George Rogers ClarkGeorge Rogers Clark
did much to secure a large portion of the "Old Northwest" for the United States during the Revolutionary War, despite commanding a rather small army of men.
John StarkJohn Stark
led the New Hampshire Militia against a German/British/Indian army at the Battle of Bennington, and scored a decisive victory.
Francois Joseph Paul, Comte De GrasseFrançois Joseph Paul, Comte De Grasse
had already served in the French Navy for 25 years before being sent to help the American Revolutionary cause. On September 5, 1781, his fleet engaged a British fleet in the Chesapeake Bay and successfully prevented the escape of General Lord Charles Cornwallis from Yorktown.
Friedrich Wilhelm Augustus von SteubenFriedrich Wilhelm Augustus von Steuben
came to America in 1778 to help in the Revolutionary cause and helped George Washington transform a ragtag collection of troops into a well-disciplined and well-trained army.
Nathanael GreeneNathanael Greene
served with great distinction in the battles of Trenton, Brandwine and Monmouth, was with George Washington at Valley Forge, and personally directed the efforts to drive the British out of both South Carolina and Georgia.
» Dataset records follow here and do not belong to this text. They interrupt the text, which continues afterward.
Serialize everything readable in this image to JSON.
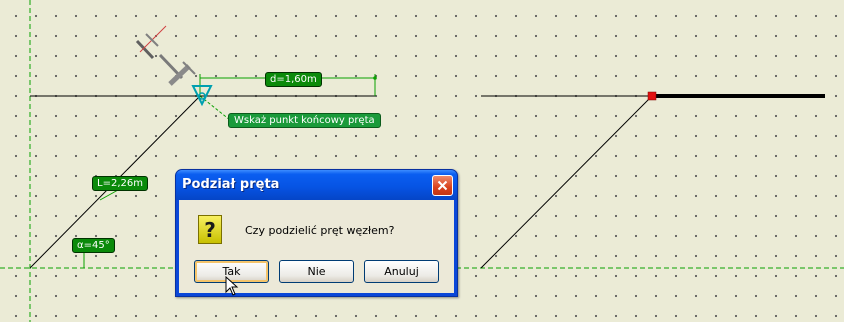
{
  "canvas": {
    "tags": {
      "distance": "d=1,60m",
      "hint": "Wskaż punkt końcowy pręta",
      "length": "L=2,26m",
      "angle": "α=45°"
    }
  },
  "dialog": {
    "title": "Podział pręta",
    "message": "Czy podzielić pręt węzłem?",
    "buttons": {
      "yes": "Tak",
      "no": "Nie",
      "cancel": "Anuluj"
    }
  },
  "icons": {
    "question": "question-icon",
    "close": "close-icon",
    "cursor": "mouse-pointer-icon"
  },
  "colors": {
    "background": "#ebebd6",
    "guide": "#0aa000",
    "tag": "#0a8a0a",
    "node": "#e01010",
    "dialog_title": "#0654e4"
  }
}
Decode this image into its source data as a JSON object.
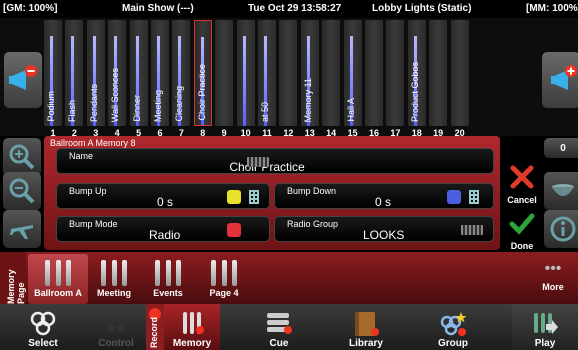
{
  "status": {
    "gm": "[GM: 100%]",
    "show": "Main Show (---)",
    "datetime": "Tue Oct 29 13:58:27",
    "lights": "Lobby Lights (Static)",
    "mm": "[MM: 100%]"
  },
  "faders": [
    {
      "num": "1",
      "label": "Podium",
      "level": 0.85
    },
    {
      "num": "2",
      "label": "Flash",
      "level": 0.85
    },
    {
      "num": "3",
      "label": "Pendants",
      "level": 0.85
    },
    {
      "num": "4",
      "label": "Wall Sconces",
      "level": 0.85
    },
    {
      "num": "5",
      "label": "Dinner",
      "level": 0.85
    },
    {
      "num": "6",
      "label": "Meeting",
      "level": 0.85
    },
    {
      "num": "7",
      "label": "Cleaning",
      "level": 0.85
    },
    {
      "num": "8",
      "label": "Choir Practice",
      "level": 0.85,
      "selected": true
    },
    {
      "num": "9",
      "label": "",
      "level": 0
    },
    {
      "num": "10",
      "label": "",
      "level": 0.85
    },
    {
      "num": "11",
      "label": "at 50",
      "level": 0.85
    },
    {
      "num": "12",
      "label": "",
      "level": 0
    },
    {
      "num": "13",
      "label": "Memory 11",
      "level": 0.85
    },
    {
      "num": "14",
      "label": "",
      "level": 0
    },
    {
      "num": "15",
      "label": "Hall A",
      "level": 0.85
    },
    {
      "num": "16",
      "label": "",
      "level": 0
    },
    {
      "num": "17",
      "label": "",
      "level": 0
    },
    {
      "num": "18",
      "label": "Product Gobos",
      "level": 0.85
    },
    {
      "num": "19",
      "label": "",
      "level": 0
    },
    {
      "num": "20",
      "label": "",
      "level": 0
    }
  ],
  "right_counter": "0",
  "editor": {
    "title": "Ballroom A Memory 8",
    "name_label": "Name",
    "name_value": "Choir Practice",
    "bump_up_label": "Bump Up",
    "bump_up_value": "0 s",
    "bump_down_label": "Bump Down",
    "bump_down_value": "0 s",
    "bump_mode_label": "Bump Mode",
    "bump_mode_value": "Radio",
    "radio_group_label": "Radio Group",
    "radio_group_value": "LOOKS",
    "cancel_label": "Cancel",
    "done_label": "Done"
  },
  "memory_page": {
    "title": "Memory Page",
    "items": [
      "Ballroom A",
      "Meeting",
      "Events",
      "Page 4"
    ],
    "more_label": "More",
    "more_dots": "•••"
  },
  "nav": {
    "select": "Select",
    "control": "Control",
    "record": "Record",
    "memory": "Memory",
    "cue": "Cue",
    "library": "Library",
    "group": "Group",
    "play": "Play"
  },
  "colors": {
    "accent_red": "#b0282c",
    "fader_fill": "#5560ff",
    "cancel": "#e03a2a",
    "done": "#2ea43c"
  }
}
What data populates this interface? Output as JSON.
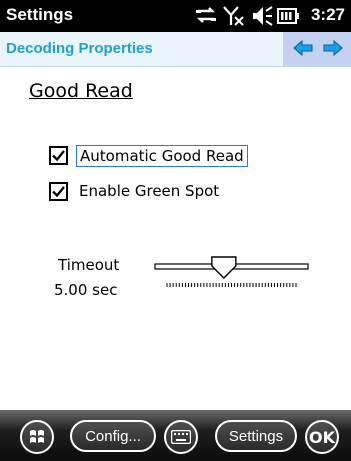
{
  "status_bar": {
    "app_title": "Settings",
    "time": "3:27",
    "icons": [
      "connection-icon",
      "no-signal-icon",
      "volume-icon",
      "battery-icon"
    ]
  },
  "header": {
    "title": "Decoding Properties",
    "nav": [
      "arrow-left-icon",
      "arrow-right-icon"
    ]
  },
  "section": {
    "title": "Good Read"
  },
  "options": [
    {
      "label": "Automatic Good Read",
      "checked": true,
      "focused": true
    },
    {
      "label": "Enable Green Spot",
      "checked": true,
      "focused": false
    }
  ],
  "timeout": {
    "label": "Timeout",
    "value": "5.00 sec",
    "slider_level": 0.45
  },
  "bottom_bar": {
    "start_icon": "windows-start-icon",
    "config_label": "Config...",
    "keyboard_icon": "keyboard-icon",
    "settings_label": "Settings",
    "ok_label": "OK"
  },
  "colors": {
    "header_title": "#1fa0cf",
    "nav_bg": "#c4d2f2",
    "arrow": "#18a0ee"
  }
}
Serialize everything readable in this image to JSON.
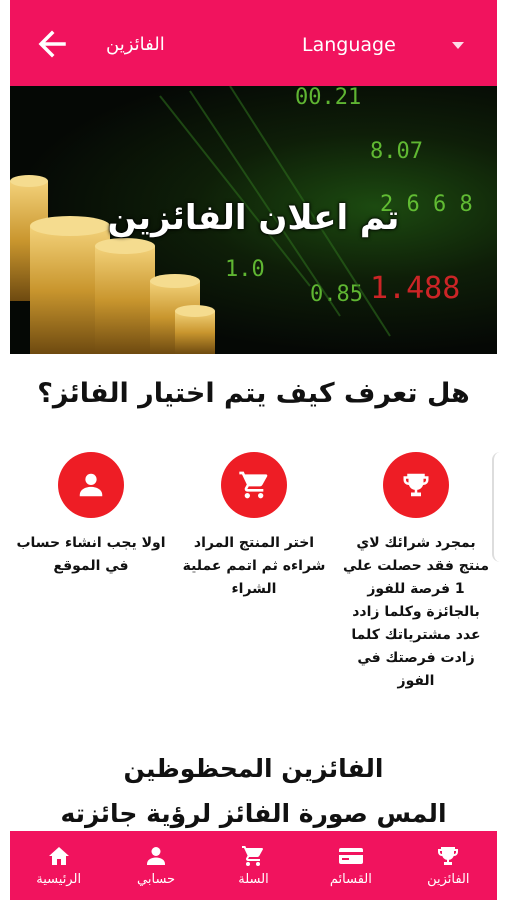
{
  "appbar": {
    "title": "الفائزين",
    "language_label": "Language"
  },
  "hero": {
    "title": "تم اعلان الفائزين"
  },
  "section": {
    "question": "هل تعرف كيف يتم اختيار الفائز؟"
  },
  "steps": [
    {
      "icon": "trophy-icon",
      "text": "بمجرد شرائك لاي منتج فقد حصلت علي 1 فرصة للفوز بالجائزة وكلما زادد عدد مشترياتك كلما زادت فرصتك في الفوز"
    },
    {
      "icon": "cart-icon",
      "text": "اختر المنتج المراد شراءه ثم اتمم عملية الشراء"
    },
    {
      "icon": "person-icon",
      "text": "اولا يجب انشاء حساب في الموقع"
    }
  ],
  "winners": {
    "heading": "الفائزين المحظوظين",
    "subheading": "المس صورة الفائز لرؤية جائزته"
  },
  "bottom_nav": [
    {
      "icon": "trophy-icon",
      "label": "الفائزين"
    },
    {
      "icon": "card-icon",
      "label": "القسائم"
    },
    {
      "icon": "cart-icon",
      "label": "السلة"
    },
    {
      "icon": "person-icon",
      "label": "حسابي"
    },
    {
      "icon": "home-icon",
      "label": "الرئيسية"
    }
  ],
  "colors": {
    "brand": "#f1135e",
    "step_icon_bg": "#ee1d25"
  }
}
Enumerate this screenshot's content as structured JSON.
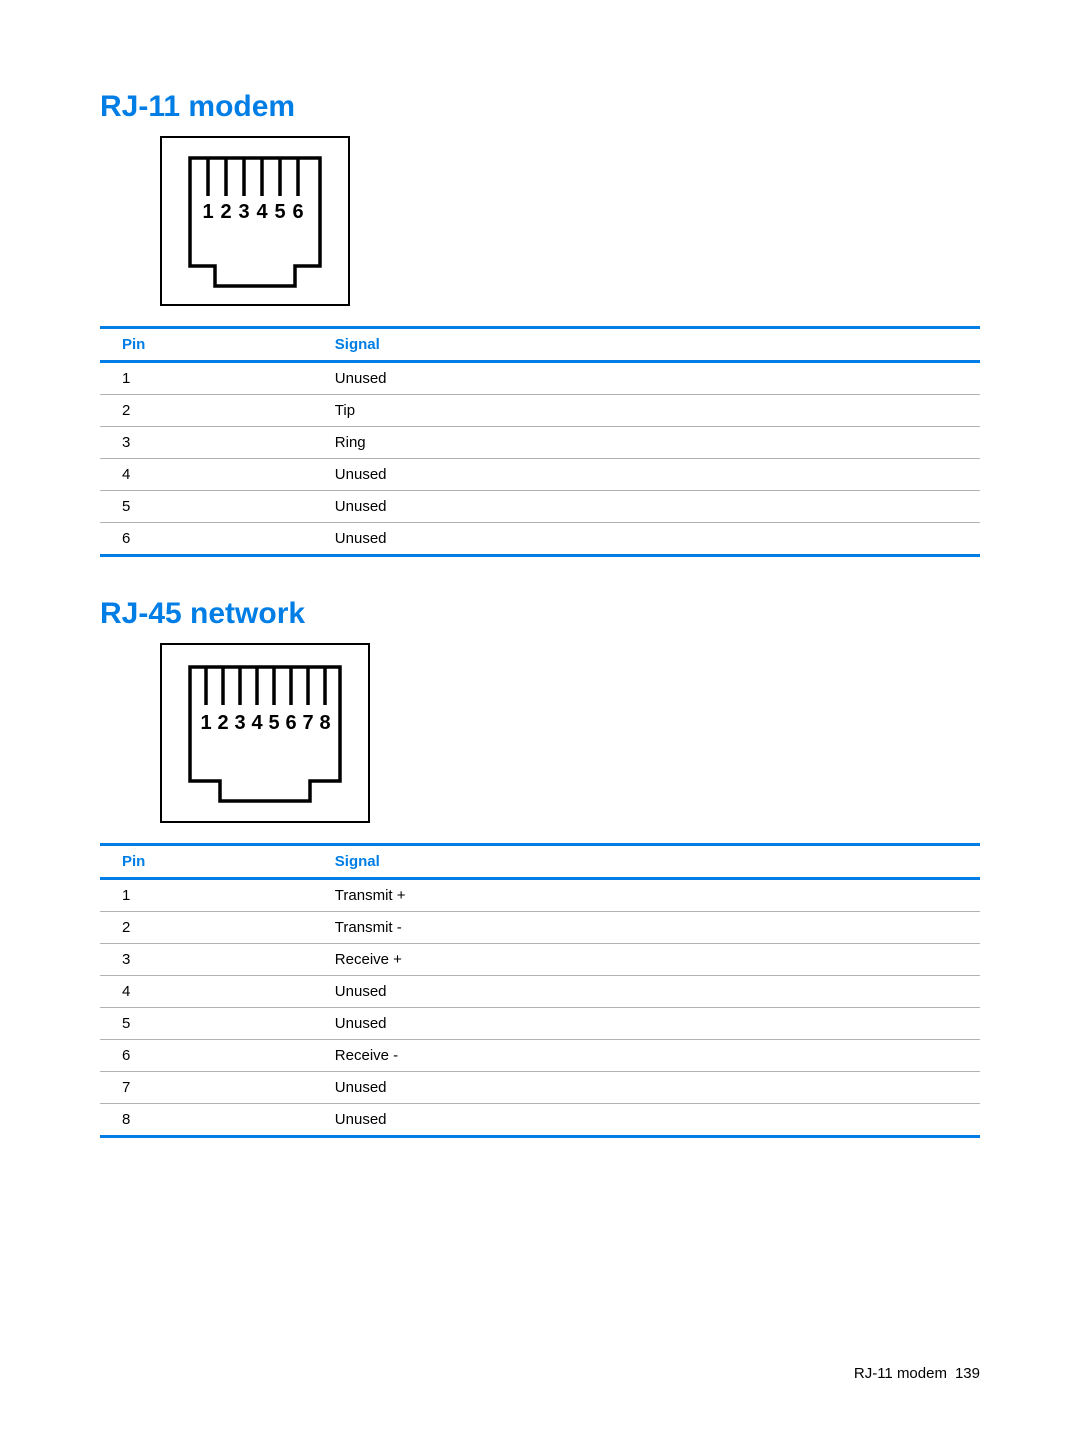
{
  "sections": [
    {
      "title": "RJ-11 modem",
      "connector": {
        "pins": 6,
        "labels": [
          "1",
          "2",
          "3",
          "4",
          "5",
          "6"
        ]
      },
      "table": {
        "headers": {
          "pin": "Pin",
          "signal": "Signal"
        },
        "rows": [
          {
            "pin": "1",
            "signal": "Unused"
          },
          {
            "pin": "2",
            "signal": "Tip"
          },
          {
            "pin": "3",
            "signal": "Ring"
          },
          {
            "pin": "4",
            "signal": "Unused"
          },
          {
            "pin": "5",
            "signal": "Unused"
          },
          {
            "pin": "6",
            "signal": "Unused"
          }
        ]
      }
    },
    {
      "title": "RJ-45 network",
      "connector": {
        "pins": 8,
        "labels": [
          "1",
          "2",
          "3",
          "4",
          "5",
          "6",
          "7",
          "8"
        ]
      },
      "table": {
        "headers": {
          "pin": "Pin",
          "signal": "Signal"
        },
        "rows": [
          {
            "pin": "1",
            "signal": "Transmit +"
          },
          {
            "pin": "2",
            "signal": "Transmit -"
          },
          {
            "pin": "3",
            "signal": "Receive +"
          },
          {
            "pin": "4",
            "signal": "Unused"
          },
          {
            "pin": "5",
            "signal": "Unused"
          },
          {
            "pin": "6",
            "signal": "Receive -"
          },
          {
            "pin": "7",
            "signal": "Unused"
          },
          {
            "pin": "8",
            "signal": "Unused"
          }
        ]
      }
    }
  ],
  "footer": {
    "text": "RJ-11 modem",
    "page": "139"
  }
}
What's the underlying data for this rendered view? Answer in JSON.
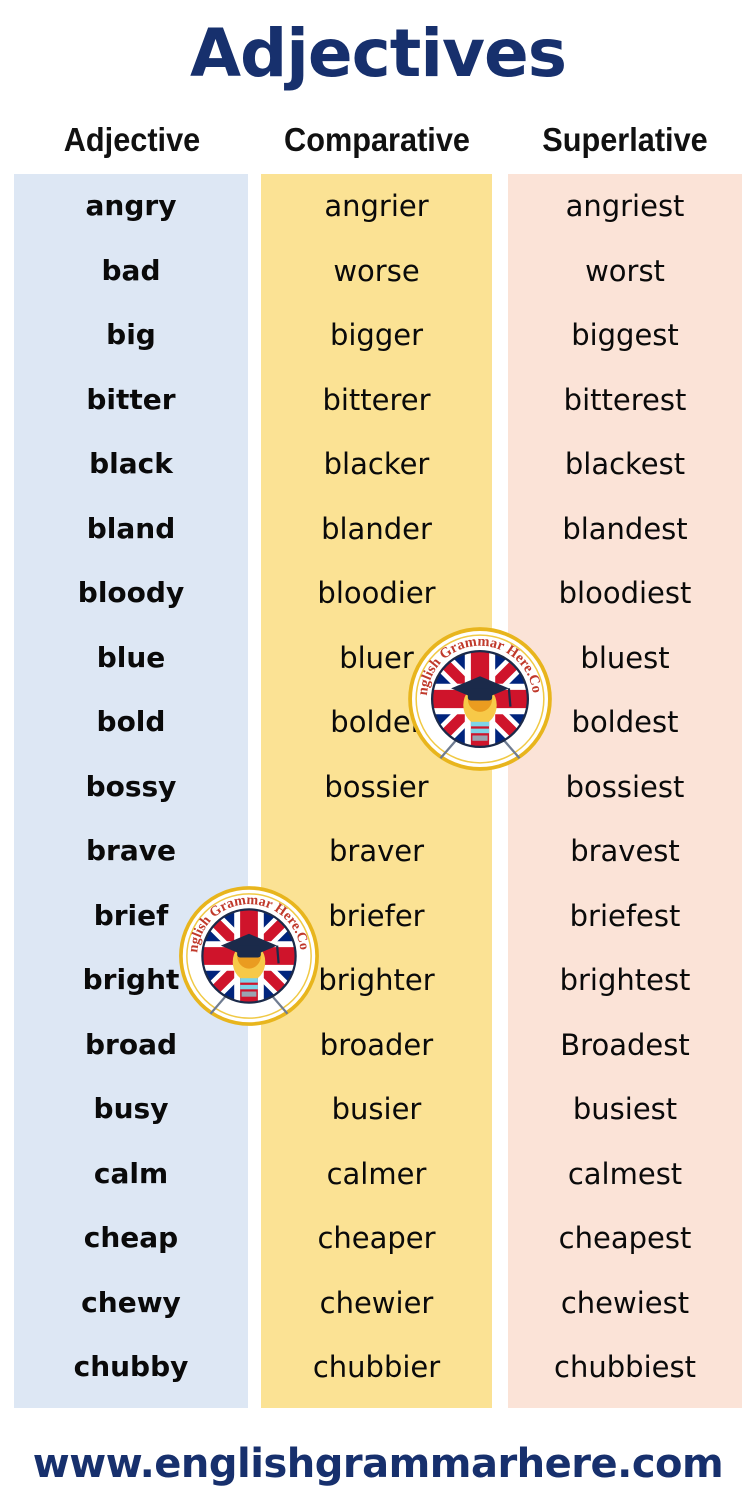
{
  "title": "Adjectives",
  "columns": {
    "adjective": "Adjective",
    "comparative": "Comparative",
    "superlative": "Superlative"
  },
  "colors": {
    "title_navy": "#17306d",
    "adjective_bg": "#dde7f4",
    "comparative_bg": "#fbe294",
    "superlative_bg": "#fbe3d7",
    "cell_text": "#0a0a0a"
  },
  "rows": [
    {
      "adjective": "angry",
      "comparative": "angrier",
      "superlative": "angriest"
    },
    {
      "adjective": "bad",
      "comparative": "worse",
      "superlative": "worst"
    },
    {
      "adjective": "big",
      "comparative": "bigger",
      "superlative": "biggest"
    },
    {
      "adjective": "bitter",
      "comparative": "bitterer",
      "superlative": "bitterest"
    },
    {
      "adjective": "black",
      "comparative": "blacker",
      "superlative": "blackest"
    },
    {
      "adjective": "bland",
      "comparative": "blander",
      "superlative": "blandest"
    },
    {
      "adjective": "bloody",
      "comparative": "bloodier",
      "superlative": "bloodiest"
    },
    {
      "adjective": "blue",
      "comparative": "bluer",
      "superlative": "bluest"
    },
    {
      "adjective": "bold",
      "comparative": "bolder",
      "superlative": "boldest"
    },
    {
      "adjective": "bossy",
      "comparative": "bossier",
      "superlative": "bossiest"
    },
    {
      "adjective": "brave",
      "comparative": "braver",
      "superlative": "bravest"
    },
    {
      "adjective": "brief",
      "comparative": "briefer",
      "superlative": "briefest"
    },
    {
      "adjective": "bright",
      "comparative": "brighter",
      "superlative": "brightest"
    },
    {
      "adjective": "broad",
      "comparative": "broader",
      "superlative": "Broadest"
    },
    {
      "adjective": "busy",
      "comparative": "busier",
      "superlative": "busiest"
    },
    {
      "adjective": "calm",
      "comparative": "calmer",
      "superlative": "calmest"
    },
    {
      "adjective": "cheap",
      "comparative": "cheaper",
      "superlative": "cheapest"
    },
    {
      "adjective": "chewy",
      "comparative": "chewier",
      "superlative": "chewiest"
    },
    {
      "adjective": "chubby",
      "comparative": "chubbier",
      "superlative": "chubbiest"
    }
  ],
  "footer": {
    "url": "www.englishgrammarhere.com"
  },
  "watermarks": [
    {
      "text": "English Grammar Here.Com",
      "icon": "graduation-cap-lightbulb-union-jack-badge"
    },
    {
      "text": "English Grammar Here.Com",
      "icon": "graduation-cap-lightbulb-union-jack-badge"
    }
  ]
}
John SullivanJohn Sullivan
led armies at Quebec, Long Island, Trenton, Princeton, Staten Island, Brandywine, and Germantown. He is best known, however, for leading a camapign against the Iroquois in New York that ended their alliance with the British.
John Paul JonesJohn Paul Jones
was one of the most successful American naval captains during the war, and commanded the first U.S. ship to fly the "Stars and Stripes" and to receive a foreign salute.
Seth WarnerSeth Warner
led the Green Mountain Boys at the Battle of Bennington and against British supply lines all the way to Lake Champlain, actions which ultimately led to General John Burgoyne's surrender at Yorktown.
Henry 'Light-Horse Harry' LeeHenry "Light-Horse Harry" Lee
earned his nickname by conducting lightning raids on British supply trains, as well as for his excellent horse-riding skills.
Anthony WayneAnthony Wayne
commanded divisions at some of the most crucial battles of the Revolutionary War, and then went on to secure the Northwest Territory for white settlement.

The Robinson Library >> American History >> United States: General History and Description >> The Revolution, 1775-1783